● **Instructions to follow**
Scan the entries below for the word "types" and copy every line where it turns up.
══ Records for the task ══
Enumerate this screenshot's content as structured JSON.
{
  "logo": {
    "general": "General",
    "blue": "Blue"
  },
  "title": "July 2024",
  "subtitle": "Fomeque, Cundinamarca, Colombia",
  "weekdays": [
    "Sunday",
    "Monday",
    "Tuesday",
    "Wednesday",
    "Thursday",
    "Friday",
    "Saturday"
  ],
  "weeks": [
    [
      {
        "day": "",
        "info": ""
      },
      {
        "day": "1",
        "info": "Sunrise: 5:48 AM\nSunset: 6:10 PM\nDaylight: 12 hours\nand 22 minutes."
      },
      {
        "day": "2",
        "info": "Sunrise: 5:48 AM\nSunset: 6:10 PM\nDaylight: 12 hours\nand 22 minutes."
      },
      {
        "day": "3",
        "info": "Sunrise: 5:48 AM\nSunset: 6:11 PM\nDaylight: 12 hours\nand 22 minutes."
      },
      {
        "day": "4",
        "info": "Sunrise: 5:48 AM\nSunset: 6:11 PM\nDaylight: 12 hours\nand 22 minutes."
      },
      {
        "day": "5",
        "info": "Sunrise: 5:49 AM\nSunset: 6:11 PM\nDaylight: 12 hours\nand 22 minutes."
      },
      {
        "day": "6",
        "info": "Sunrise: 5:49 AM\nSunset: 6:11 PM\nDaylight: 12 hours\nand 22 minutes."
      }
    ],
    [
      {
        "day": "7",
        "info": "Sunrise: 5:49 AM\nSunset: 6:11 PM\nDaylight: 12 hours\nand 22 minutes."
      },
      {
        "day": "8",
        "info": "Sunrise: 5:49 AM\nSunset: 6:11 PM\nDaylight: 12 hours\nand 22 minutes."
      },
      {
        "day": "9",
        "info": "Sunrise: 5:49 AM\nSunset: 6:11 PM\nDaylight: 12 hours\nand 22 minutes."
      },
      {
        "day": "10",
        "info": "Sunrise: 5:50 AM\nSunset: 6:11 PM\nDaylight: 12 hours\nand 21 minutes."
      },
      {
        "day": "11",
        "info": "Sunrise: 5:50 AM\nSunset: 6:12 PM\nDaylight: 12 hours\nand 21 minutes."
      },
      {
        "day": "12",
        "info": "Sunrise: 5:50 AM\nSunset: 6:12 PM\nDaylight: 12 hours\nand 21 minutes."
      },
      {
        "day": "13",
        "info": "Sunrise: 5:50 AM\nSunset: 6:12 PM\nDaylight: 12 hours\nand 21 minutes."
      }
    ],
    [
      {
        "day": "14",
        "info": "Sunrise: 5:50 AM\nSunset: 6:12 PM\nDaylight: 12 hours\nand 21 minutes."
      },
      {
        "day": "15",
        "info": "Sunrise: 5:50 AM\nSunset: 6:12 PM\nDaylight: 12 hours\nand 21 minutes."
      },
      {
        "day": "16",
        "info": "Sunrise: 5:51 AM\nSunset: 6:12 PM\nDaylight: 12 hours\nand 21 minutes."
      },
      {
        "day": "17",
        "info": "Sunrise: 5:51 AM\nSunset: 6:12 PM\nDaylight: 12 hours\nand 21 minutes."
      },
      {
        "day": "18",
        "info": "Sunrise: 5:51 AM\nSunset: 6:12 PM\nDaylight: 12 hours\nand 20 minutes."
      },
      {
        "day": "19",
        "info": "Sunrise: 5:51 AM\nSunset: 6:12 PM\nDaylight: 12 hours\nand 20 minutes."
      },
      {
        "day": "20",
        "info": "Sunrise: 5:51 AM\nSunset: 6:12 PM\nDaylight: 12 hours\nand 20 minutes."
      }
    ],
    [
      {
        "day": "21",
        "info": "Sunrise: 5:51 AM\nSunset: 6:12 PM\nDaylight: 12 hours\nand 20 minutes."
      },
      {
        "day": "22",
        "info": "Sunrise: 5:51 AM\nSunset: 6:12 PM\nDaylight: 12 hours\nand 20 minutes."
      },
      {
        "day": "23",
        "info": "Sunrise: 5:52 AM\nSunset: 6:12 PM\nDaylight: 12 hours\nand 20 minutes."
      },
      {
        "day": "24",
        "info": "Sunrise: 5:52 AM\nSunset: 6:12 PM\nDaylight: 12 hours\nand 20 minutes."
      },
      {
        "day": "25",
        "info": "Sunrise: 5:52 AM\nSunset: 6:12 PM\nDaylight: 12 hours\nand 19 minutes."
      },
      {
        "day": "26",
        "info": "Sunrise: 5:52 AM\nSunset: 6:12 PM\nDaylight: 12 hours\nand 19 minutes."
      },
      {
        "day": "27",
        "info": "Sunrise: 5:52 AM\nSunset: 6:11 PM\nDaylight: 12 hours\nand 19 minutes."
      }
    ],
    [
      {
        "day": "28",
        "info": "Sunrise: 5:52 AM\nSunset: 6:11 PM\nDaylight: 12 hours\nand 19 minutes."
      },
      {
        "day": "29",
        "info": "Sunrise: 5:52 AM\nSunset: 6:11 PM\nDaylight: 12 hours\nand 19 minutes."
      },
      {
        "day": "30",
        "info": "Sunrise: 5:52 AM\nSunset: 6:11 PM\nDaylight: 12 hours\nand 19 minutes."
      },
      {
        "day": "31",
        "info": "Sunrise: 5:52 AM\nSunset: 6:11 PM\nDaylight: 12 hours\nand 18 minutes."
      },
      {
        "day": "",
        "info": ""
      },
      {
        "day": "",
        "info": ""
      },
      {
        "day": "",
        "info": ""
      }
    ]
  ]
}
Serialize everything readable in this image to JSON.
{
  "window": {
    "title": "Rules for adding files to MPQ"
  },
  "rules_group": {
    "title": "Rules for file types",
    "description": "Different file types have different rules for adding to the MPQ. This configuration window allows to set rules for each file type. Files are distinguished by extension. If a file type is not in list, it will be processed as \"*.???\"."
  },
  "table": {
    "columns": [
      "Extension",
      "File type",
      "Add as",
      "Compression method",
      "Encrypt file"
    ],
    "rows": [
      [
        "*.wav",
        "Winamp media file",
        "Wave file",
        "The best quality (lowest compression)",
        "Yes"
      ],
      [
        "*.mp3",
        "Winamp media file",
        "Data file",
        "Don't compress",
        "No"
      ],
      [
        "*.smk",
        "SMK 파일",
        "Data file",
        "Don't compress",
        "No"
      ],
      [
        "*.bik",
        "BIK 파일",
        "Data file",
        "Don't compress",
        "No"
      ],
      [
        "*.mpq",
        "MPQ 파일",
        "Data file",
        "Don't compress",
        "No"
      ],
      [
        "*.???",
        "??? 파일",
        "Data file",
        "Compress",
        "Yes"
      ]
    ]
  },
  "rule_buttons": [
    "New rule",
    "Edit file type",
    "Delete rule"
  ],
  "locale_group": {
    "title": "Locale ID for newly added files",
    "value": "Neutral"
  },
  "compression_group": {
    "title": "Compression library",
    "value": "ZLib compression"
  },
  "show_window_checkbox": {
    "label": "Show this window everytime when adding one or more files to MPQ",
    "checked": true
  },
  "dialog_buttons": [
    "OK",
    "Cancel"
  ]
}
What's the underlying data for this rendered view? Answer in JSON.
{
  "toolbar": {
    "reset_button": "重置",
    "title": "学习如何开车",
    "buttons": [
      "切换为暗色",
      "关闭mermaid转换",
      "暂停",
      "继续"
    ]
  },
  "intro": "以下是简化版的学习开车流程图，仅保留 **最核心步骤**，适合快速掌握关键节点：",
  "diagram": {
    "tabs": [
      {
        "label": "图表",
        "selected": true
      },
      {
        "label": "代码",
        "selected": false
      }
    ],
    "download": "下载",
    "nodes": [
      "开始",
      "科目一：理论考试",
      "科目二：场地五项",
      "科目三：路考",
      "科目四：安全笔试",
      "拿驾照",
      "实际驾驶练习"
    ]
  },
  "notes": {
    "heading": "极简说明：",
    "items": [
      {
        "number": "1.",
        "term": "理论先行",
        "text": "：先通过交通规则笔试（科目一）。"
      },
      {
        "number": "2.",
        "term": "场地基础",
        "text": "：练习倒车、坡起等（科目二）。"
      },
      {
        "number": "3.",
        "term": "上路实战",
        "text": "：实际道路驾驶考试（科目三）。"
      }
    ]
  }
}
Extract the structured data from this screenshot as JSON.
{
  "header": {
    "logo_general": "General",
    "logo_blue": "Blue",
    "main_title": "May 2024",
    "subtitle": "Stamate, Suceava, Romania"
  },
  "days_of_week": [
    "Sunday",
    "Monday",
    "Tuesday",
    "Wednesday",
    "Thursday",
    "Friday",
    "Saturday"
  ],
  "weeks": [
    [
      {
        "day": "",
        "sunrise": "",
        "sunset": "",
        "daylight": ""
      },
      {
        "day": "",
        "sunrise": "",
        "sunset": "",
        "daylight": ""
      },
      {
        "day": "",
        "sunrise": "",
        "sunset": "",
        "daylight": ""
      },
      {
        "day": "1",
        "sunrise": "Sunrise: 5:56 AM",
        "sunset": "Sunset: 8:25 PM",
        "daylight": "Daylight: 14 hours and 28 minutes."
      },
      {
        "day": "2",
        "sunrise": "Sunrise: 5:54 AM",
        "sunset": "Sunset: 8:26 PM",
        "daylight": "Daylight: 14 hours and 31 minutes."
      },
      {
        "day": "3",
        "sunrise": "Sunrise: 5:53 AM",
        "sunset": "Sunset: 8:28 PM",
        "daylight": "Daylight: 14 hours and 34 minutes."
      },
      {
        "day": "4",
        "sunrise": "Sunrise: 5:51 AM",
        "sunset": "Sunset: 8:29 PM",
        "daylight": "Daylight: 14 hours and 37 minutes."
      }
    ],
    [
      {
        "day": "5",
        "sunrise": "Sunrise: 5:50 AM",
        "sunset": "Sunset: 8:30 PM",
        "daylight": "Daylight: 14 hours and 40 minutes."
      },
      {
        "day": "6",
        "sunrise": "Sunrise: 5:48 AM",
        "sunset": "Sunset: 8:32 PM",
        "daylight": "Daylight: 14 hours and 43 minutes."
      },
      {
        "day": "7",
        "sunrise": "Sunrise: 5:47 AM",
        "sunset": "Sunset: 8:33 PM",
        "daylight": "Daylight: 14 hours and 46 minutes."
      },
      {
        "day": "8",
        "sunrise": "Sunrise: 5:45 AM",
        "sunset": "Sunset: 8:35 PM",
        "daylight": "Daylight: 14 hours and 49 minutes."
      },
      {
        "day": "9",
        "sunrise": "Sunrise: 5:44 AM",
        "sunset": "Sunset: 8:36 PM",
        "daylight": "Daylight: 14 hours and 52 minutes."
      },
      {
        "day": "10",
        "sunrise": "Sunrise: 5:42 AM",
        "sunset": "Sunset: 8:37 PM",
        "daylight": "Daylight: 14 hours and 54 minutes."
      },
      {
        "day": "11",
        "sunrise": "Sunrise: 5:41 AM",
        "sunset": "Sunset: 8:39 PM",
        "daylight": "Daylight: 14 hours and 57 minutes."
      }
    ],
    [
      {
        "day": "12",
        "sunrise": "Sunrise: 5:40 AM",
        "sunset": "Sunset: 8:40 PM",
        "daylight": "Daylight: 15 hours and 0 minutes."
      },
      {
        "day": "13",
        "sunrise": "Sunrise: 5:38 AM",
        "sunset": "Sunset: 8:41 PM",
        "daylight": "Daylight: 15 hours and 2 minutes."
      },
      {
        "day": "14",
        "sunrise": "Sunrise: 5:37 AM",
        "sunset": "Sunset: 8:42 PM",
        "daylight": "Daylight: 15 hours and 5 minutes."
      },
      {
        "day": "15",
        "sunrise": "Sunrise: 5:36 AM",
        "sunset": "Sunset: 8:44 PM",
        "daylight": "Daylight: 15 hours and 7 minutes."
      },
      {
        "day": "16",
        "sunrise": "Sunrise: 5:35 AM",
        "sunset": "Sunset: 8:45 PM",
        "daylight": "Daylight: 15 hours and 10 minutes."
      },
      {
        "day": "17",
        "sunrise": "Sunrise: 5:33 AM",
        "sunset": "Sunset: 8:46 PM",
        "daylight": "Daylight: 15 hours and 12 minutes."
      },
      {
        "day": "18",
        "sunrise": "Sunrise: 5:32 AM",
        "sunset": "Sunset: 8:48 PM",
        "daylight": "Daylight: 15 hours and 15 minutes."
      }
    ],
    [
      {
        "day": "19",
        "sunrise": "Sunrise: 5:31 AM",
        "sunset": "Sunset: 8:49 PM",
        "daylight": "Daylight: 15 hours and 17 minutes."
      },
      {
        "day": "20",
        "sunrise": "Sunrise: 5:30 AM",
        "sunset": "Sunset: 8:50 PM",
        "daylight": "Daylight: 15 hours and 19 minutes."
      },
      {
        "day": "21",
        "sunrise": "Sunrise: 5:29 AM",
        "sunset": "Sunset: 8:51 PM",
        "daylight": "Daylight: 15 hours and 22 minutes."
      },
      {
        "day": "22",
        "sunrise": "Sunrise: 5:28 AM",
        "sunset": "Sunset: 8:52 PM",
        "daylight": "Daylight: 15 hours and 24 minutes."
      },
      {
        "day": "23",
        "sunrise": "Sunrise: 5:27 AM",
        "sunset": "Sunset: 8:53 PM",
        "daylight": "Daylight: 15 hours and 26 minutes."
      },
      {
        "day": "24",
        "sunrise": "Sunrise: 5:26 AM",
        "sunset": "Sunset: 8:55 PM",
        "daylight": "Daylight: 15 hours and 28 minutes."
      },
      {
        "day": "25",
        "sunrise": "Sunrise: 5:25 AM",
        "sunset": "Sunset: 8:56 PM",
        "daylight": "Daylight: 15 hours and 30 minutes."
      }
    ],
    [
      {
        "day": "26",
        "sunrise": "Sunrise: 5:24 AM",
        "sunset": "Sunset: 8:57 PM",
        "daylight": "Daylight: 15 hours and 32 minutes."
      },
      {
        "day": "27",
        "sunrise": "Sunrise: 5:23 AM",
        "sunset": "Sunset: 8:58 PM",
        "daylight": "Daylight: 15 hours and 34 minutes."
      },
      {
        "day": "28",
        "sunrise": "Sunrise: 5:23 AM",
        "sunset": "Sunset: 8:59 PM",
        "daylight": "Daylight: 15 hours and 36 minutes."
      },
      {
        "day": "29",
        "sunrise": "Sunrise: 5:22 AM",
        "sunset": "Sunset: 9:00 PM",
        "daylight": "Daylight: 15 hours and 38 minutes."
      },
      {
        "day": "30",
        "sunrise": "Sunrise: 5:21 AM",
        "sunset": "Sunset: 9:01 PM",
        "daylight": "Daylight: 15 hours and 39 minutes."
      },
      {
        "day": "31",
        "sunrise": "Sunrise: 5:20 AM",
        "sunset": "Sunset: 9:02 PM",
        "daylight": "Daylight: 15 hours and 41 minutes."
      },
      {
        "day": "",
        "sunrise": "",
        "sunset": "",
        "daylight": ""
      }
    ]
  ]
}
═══
● **Output below**
    "title": "Rules for file types",
    "description": "Different file types have different rules for adding to the MPQ. This configuration window allows to set rules for each file type. Files are distinguished by extension. If a file type is not in list, it will be processed as \"*.???\"."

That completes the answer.